# Data section:
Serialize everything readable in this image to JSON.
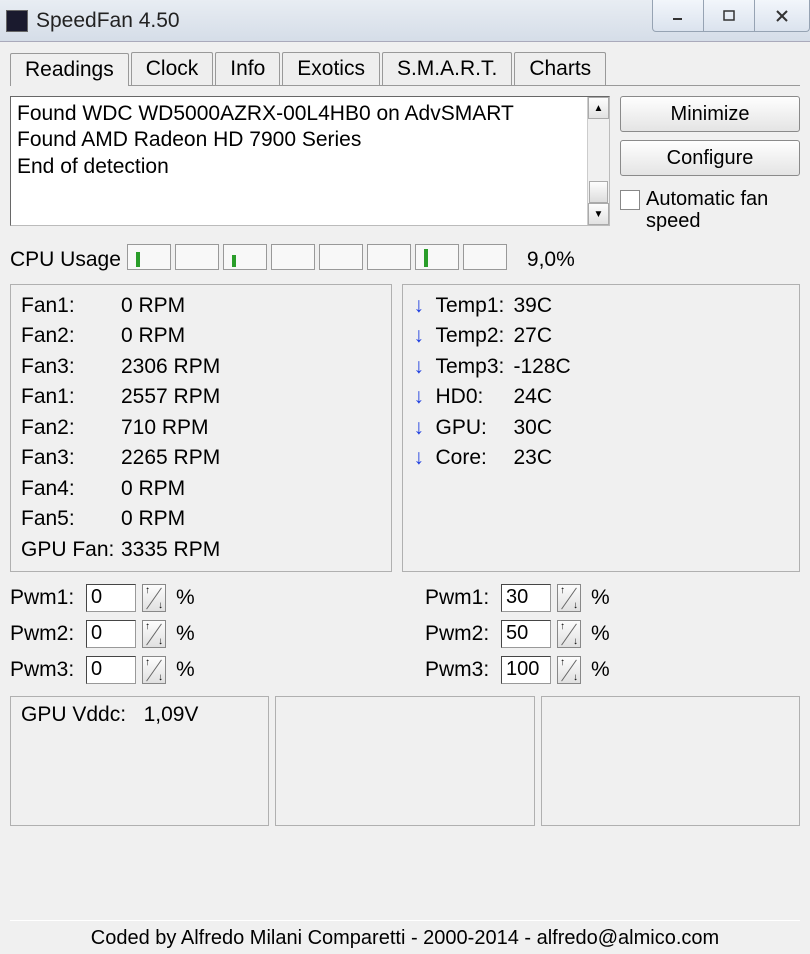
{
  "window": {
    "title": "SpeedFan 4.50"
  },
  "tabs": [
    "Readings",
    "Clock",
    "Info",
    "Exotics",
    "S.M.A.R.T.",
    "Charts"
  ],
  "active_tab": 0,
  "log": "Found WDC WD5000AZRX-00L4HB0 on AdvSMART\nFound AMD Radeon HD 7900 Series\nEnd of detection",
  "buttons": {
    "minimize": "Minimize",
    "configure": "Configure"
  },
  "auto_fan": {
    "label": "Automatic fan speed",
    "checked": false
  },
  "cpu": {
    "label": "CPU Usage",
    "bars": [
      15,
      0,
      12,
      0,
      0,
      0,
      18,
      0
    ],
    "pct": "9,0%"
  },
  "fans": [
    {
      "name": "Fan1:",
      "rpm": "0 RPM"
    },
    {
      "name": "Fan2:",
      "rpm": "0 RPM"
    },
    {
      "name": "Fan3:",
      "rpm": "2306 RPM"
    },
    {
      "name": "Fan1:",
      "rpm": "2557 RPM"
    },
    {
      "name": "Fan2:",
      "rpm": "710 RPM"
    },
    {
      "name": "Fan3:",
      "rpm": "2265 RPM"
    },
    {
      "name": "Fan4:",
      "rpm": "0 RPM"
    },
    {
      "name": "Fan5:",
      "rpm": "0 RPM"
    },
    {
      "name": "GPU Fan:",
      "rpm": "3335 RPM"
    }
  ],
  "temps": [
    {
      "name": "Temp1:",
      "val": "39C",
      "dir": "down"
    },
    {
      "name": "Temp2:",
      "val": "27C",
      "dir": "down"
    },
    {
      "name": "Temp3:",
      "val": "-128C",
      "dir": "down"
    },
    {
      "name": "HD0:",
      "val": "24C",
      "dir": "down"
    },
    {
      "name": "GPU:",
      "val": "30C",
      "dir": "down"
    },
    {
      "name": "Core:",
      "val": "23C",
      "dir": "down"
    }
  ],
  "pwm_left": [
    {
      "label": "Pwm1:",
      "value": "0"
    },
    {
      "label": "Pwm2:",
      "value": "0"
    },
    {
      "label": "Pwm3:",
      "value": "0"
    }
  ],
  "pwm_right": [
    {
      "label": "Pwm1:",
      "value": "30"
    },
    {
      "label": "Pwm2:",
      "value": "50"
    },
    {
      "label": "Pwm3:",
      "value": "100"
    }
  ],
  "voltage": {
    "label": "GPU Vddc:",
    "value": "1,09V"
  },
  "footer": "Coded by Alfredo Milani Comparetti - 2000-2014 - alfredo@almico.com"
}
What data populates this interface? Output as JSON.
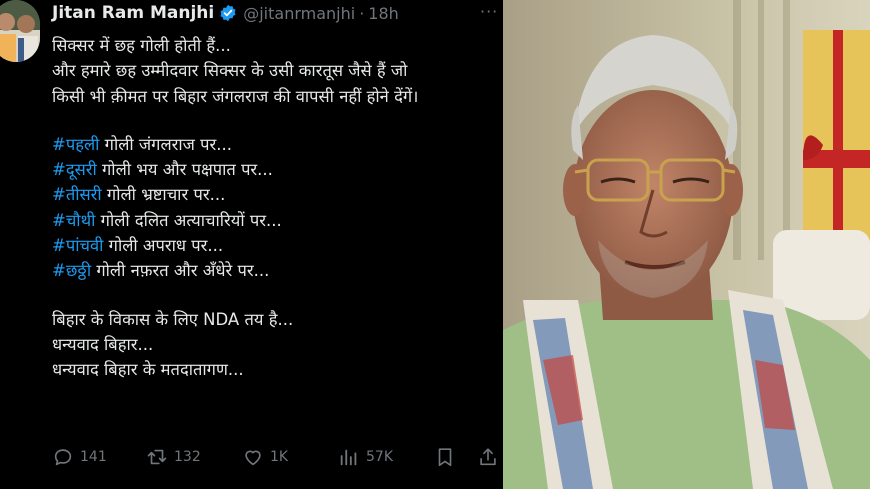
{
  "tweet": {
    "author_name": "Jitan Ram Manjhi",
    "handle": "@jitanrmanjhi",
    "separator": "·",
    "time": "18h",
    "more": "···",
    "lines": [
      {
        "tag": "",
        "text": "सिक्सर में छह गोली होती हैं..."
      },
      {
        "tag": "",
        "text": "और हमारे छह उम्मीदवार सिक्सर के उसी कारतूस जैसे हैं जो"
      },
      {
        "tag": "",
        "text": "किसी भी क़ीमत पर बिहार जंगलराज की वापसी नहीं होने देंगें।"
      }
    ],
    "hashtag_lines": [
      {
        "tag": "#पहली",
        "text": " गोली जंगलराज पर..."
      },
      {
        "tag": "#दूसरी",
        "text": " गोली भय और पक्षपात पर..."
      },
      {
        "tag": "#तीसरी",
        "text": " गोली भ्रष्टाचार पर..."
      },
      {
        "tag": "#चौथी",
        "text": " गोली दलित अत्याचारियों पर..."
      },
      {
        "tag": "#पांचवी",
        "text": " गोली अपराध पर..."
      },
      {
        "tag": "#छठ्ठी",
        "text": " गोली नफ़रत और अँधेरे पर..."
      }
    ],
    "closing_lines": [
      {
        "text": "बिहार के विकास के लिए NDA तय है..."
      },
      {
        "text": "धन्यवाद बिहार..."
      },
      {
        "text": "धन्यवाद बिहार के मतदातागण..."
      }
    ],
    "actions": {
      "replies": "141",
      "reposts": "132",
      "likes": "1K",
      "views": "57K"
    },
    "icons": [
      "verified-badge-icon",
      "more-icon",
      "reply-icon",
      "repost-icon",
      "like-icon",
      "views-icon",
      "bookmark-icon",
      "share-icon"
    ],
    "colors": {
      "background": "#000000",
      "text": "#e7e9ea",
      "muted": "#71767b",
      "hashtag": "#1d9bf0",
      "verified": "#1d9bf0"
    }
  }
}
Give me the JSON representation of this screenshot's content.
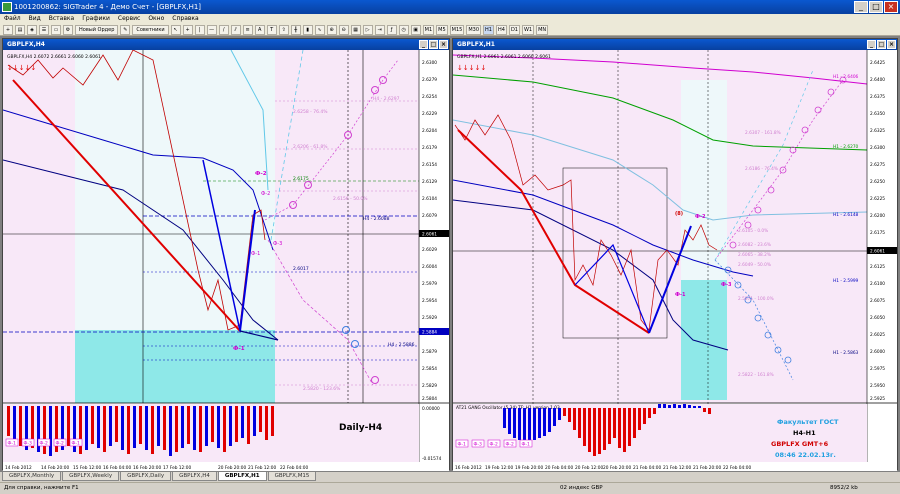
{
  "app": {
    "title": "1001200862: SIGTrader 4 - Демо Счет - [GBPLFX,H1]"
  },
  "menu": [
    "Файл",
    "Вид",
    "Вставка",
    "Графики",
    "Сервис",
    "Окно",
    "Справка"
  ],
  "toolbar": {
    "new_order": "Новый Ордер",
    "advisors": "Советники",
    "timeframes": [
      "M1",
      "M5",
      "M15",
      "M30",
      "H1",
      "H4",
      "D1",
      "W1",
      "MN"
    ]
  },
  "left_chart": {
    "window_title": "GBPLFX,H4",
    "info": "GBPLFX,H4 2.6072 2.6661 2.6060 2.6061",
    "price_labels": [
      "2.6300",
      "2.6279",
      "2.6254",
      "2.6229",
      "2.6204",
      "2.6179",
      "2.6154",
      "2.6129",
      "2.6104",
      "2.6079",
      "2.6054",
      "2.6029",
      "2.6004",
      "2.5979",
      "2.5954",
      "2.5929",
      "2.5904",
      "2.5879",
      "2.5854",
      "2.5829",
      "2.5804"
    ],
    "current_price": "2.6061",
    "blue_price": "2.5884",
    "time_labels": [
      "14 Feb 2012",
      "14 Feb 20:00",
      "15 Feb 12:00",
      "16 Feb 04:00",
      "16 Feb 20:00",
      "17 Feb 12:00",
      "20 Feb 20:00",
      "21 Feb 12:00",
      "22 Feb 04:00"
    ],
    "fib_labels": [
      "H4 - 2.6297",
      "2.6258 - 76.4%",
      "2.6206 - 61.8%",
      "2.6175",
      "2.6156 - 50.0%",
      "H4 - 2.6088",
      "2.6017",
      "H4 - 2.5886",
      "2.5820 - 123.6%"
    ],
    "wave_labels": [
      "Ф-2",
      "Ф-2",
      "Ф-1",
      "Ф-3",
      "Ф-1"
    ],
    "indicator_boxes": [
      "Ф-1",
      "Ф-3",
      "Ф-2",
      "Ф-2",
      "Ф-1"
    ],
    "indicator_levels": [
      "0.00000",
      "-0.01574"
    ],
    "overlay_label": "Daily-H4"
  },
  "right_chart": {
    "window_title": "GBPLFX,H1",
    "info": "GBPLFX,H1 2.6061 2.6061 2.6060 2.6061",
    "price_labels": [
      "2.6425",
      "2.6400",
      "2.6375",
      "2.6350",
      "2.6325",
      "2.6300",
      "2.6275",
      "2.6250",
      "2.6225",
      "2.6200",
      "2.6175",
      "2.6150",
      "2.6125",
      "2.6100",
      "2.6075",
      "2.6050",
      "2.6025",
      "2.6000",
      "2.5975",
      "2.5950",
      "2.5925"
    ],
    "current_price": "2.6061",
    "time_labels": [
      "16 Feb 2012",
      "19 Feb 12:00",
      "19 Feb 20:00",
      "20 Feb 04:00",
      "20 Feb 12:00",
      "20 Feb 20:00",
      "21 Feb 04:00",
      "21 Feb 12:00",
      "21 Feb 20:00",
      "22 Feb 04:00"
    ],
    "fib_labels": [
      "H1 - 2.6406",
      "2.6307 - 161.8%",
      "H1 - 2.6270",
      "2.6186 - 76.4%",
      "H1 - 2.6148",
      "2.6105 - 0.0%",
      "2.6082 - 23.6%",
      "2.6065 - 38.2%",
      "2.6049 - 50.0%",
      "H1 - 2.5999",
      "2.5971 - 100.0%",
      "H1 - 2.5863",
      "2.5822 - 161.8%"
    ],
    "wave_labels": [
      "(8)",
      "Ф-2",
      "Ф-1",
      "Ф-3"
    ],
    "indicator_boxes": [
      "Ф-1",
      "Ф-3",
      "Ф-2",
      "Ф-2",
      "Ф-1"
    ],
    "indicator_title": "AT21 GANG Oscillator (5,34) TF: H1 version 1.03",
    "overlay": {
      "line1": "Факультет ГОСТ",
      "line2": "H4-H1",
      "line3": "GBPLFX   GMT+6",
      "line4": "08:46 22.02.13г."
    }
  },
  "tabs": [
    "GBPLFX,Monthly",
    "GBPLFX,Weekly",
    "GBPLFX,Daily",
    "GBPLFX,H4",
    "GBPLFX,H1",
    "GBPLFX,M15"
  ],
  "active_tab": "GBPLFX,H1",
  "status": {
    "help": "Для справки, нажмите F1",
    "profile": "02 индекс GBP",
    "traffic": "8952/2 kb"
  },
  "colors": {
    "chart_bg": "#f8e8f8",
    "cyan_zone": "#8ee8e8",
    "bear_line": "#e00000",
    "blue_line": "#0000c0",
    "fib_magenta": "#d040d0"
  }
}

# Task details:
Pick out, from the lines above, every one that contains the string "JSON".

# Problem solution:
Serialize everything readable in this image to JSON.
What data populates this interface? Output as JSON.
Give me the JSON representation of this screenshot's content.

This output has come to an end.